Neither deep snow nor abundant moose will keep the top Iron Dog teams from completing the world’s longest, toughest snowmachine race Saturday.
A winning team is expected to reach Big Lake sometime around noon, executive director John Woodbury said Friday evening as he and others prepared the finish line on the lake ice in front of Southport Marina.
The Valley duo of Tyler Aklestad and Nick Olstad reached McGrath aboard their Ski-Doos at 6:33 p.m. Friday, leaders of the 2,395-mile race that started Sunday in Fairbanks. They decided to take an optional six-hour layover at the checkpoint, which is about 350 miles from Big Lake.
Aklestad and Olstad were one of four teams that used 20 hours of layover time Thursday and Friday in Ruby as trailbreakers worked around the clock to clear sections of trail buried by new snow, according to a race report on the Iron Dog website.
“We have feet and feet of snow and moose,” Woodbury said.
Once the race left the Yukon River at Ruby, snow and moose took center stage. Woodbury said the snow is six feet deep in places, “and that’s snow pack, not snow accumulation.”
Volunteers on snowmachines broke trail from Ruby to McGrath. Woodbury called them “bona fide snowmachining heroes."
“The hardship part was Poorman to Ophir,” he said of a nearly 100-mile stretch of trail in the Interior. “They were doing that for a day-and-a-half straight.”
Among the heroes was Roger Brown of North Pole, an Iron Dog board member who began the week as a racer and finished it as a trailbreaker. Brown was racing with Dave Wagner of California until the team scratched after Brown’s snowmachine caught fire near Kaltag.
“When his machine burned down he hitched a ride to Galena, borrowed a super-wide machine and started breaking trail with one of our checkers,” Woodbury said. “He made it halfway from Poorman to Ophir.”

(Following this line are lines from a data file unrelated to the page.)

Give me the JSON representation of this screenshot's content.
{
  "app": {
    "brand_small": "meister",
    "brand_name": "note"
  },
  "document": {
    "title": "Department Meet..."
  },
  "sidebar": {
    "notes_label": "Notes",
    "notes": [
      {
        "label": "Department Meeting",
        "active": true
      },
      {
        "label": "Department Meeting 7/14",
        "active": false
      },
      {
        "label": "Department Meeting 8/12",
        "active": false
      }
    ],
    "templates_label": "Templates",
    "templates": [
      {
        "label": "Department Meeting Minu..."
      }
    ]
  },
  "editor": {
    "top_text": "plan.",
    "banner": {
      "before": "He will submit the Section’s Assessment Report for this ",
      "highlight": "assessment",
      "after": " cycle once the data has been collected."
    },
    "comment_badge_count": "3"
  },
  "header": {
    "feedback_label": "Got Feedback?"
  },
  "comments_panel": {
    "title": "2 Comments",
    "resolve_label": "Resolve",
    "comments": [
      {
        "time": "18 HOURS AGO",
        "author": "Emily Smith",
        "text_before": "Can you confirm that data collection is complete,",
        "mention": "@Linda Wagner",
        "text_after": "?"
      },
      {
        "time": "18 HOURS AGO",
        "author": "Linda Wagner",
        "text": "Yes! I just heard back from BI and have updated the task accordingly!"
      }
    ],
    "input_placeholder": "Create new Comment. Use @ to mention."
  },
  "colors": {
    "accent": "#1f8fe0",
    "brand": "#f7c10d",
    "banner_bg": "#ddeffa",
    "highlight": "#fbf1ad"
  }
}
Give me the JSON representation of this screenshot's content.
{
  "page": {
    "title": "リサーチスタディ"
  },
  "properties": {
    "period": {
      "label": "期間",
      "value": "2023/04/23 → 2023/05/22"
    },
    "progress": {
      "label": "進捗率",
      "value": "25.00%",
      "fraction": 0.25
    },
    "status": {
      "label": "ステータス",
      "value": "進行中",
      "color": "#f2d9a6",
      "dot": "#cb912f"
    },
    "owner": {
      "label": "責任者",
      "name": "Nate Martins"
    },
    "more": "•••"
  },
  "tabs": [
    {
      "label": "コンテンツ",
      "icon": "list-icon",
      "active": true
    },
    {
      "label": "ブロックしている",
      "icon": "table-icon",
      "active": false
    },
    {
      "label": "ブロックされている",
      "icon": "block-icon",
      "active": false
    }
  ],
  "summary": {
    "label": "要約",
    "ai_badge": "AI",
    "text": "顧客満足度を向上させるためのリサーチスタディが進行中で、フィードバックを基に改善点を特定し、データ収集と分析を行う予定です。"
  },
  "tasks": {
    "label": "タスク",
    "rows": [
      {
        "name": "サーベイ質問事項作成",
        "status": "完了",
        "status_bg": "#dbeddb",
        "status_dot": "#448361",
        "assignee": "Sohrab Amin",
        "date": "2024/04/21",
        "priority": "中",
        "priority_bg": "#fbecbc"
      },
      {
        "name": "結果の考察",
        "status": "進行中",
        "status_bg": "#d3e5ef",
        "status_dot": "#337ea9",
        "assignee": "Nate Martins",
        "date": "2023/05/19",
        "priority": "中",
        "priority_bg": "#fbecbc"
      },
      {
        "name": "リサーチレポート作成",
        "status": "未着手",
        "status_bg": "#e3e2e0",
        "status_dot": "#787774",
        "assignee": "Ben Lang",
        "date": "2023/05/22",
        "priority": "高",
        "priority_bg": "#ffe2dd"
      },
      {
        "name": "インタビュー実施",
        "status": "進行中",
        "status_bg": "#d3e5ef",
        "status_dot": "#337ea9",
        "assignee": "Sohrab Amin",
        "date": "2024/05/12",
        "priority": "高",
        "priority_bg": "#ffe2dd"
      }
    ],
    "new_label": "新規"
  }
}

Reinforcements came in the form of Bobby Frankson of Galena and Archie Agnes and Arnold Marks of Tanana.
“They picked up where Roger left off,” Woodbury said. “It was taking three hours to go 20 miles, but they kept inching forward and inching forward.”
A Friday morning trail update on the Iron Dog website shared information received from Frankson while he was at the Carlson Cross safety cabin en route to Ophir.
“We made it,” he said. “It’s a rodeo out there but there is a trail. … Just let the racers know it’s rough, it’s a rodeo.”
Outside of McGrath volunteers had to create a detour because of 20 inches of overflow on Big River, and in doing so encountered about 20 moose on the trail, Woodbury said.
“A moose today kicked one of our trailbreaker’s machines and broke the kill switch and kicked in a side panel,” he said. The volunteer — Woodbury wasn’t sure who it was — has “a new appreciation of moose and a new parts bill.”
Despite the troubles experienced by trailbreakers, Aklestad and Olstad made good time on the 63-mile run from Ophir to McGrath, making the trip in 62 minutes. Their pursuers include two-time defending champions Mike Morgan and Chris Olds, who left Ophir at 6:31 p.m. Friday, and Brad George and Tyson Johnson, who left Ophir at 6:33 p.m.
Thirteen teams remain in the race. Sixteen teams have scratched.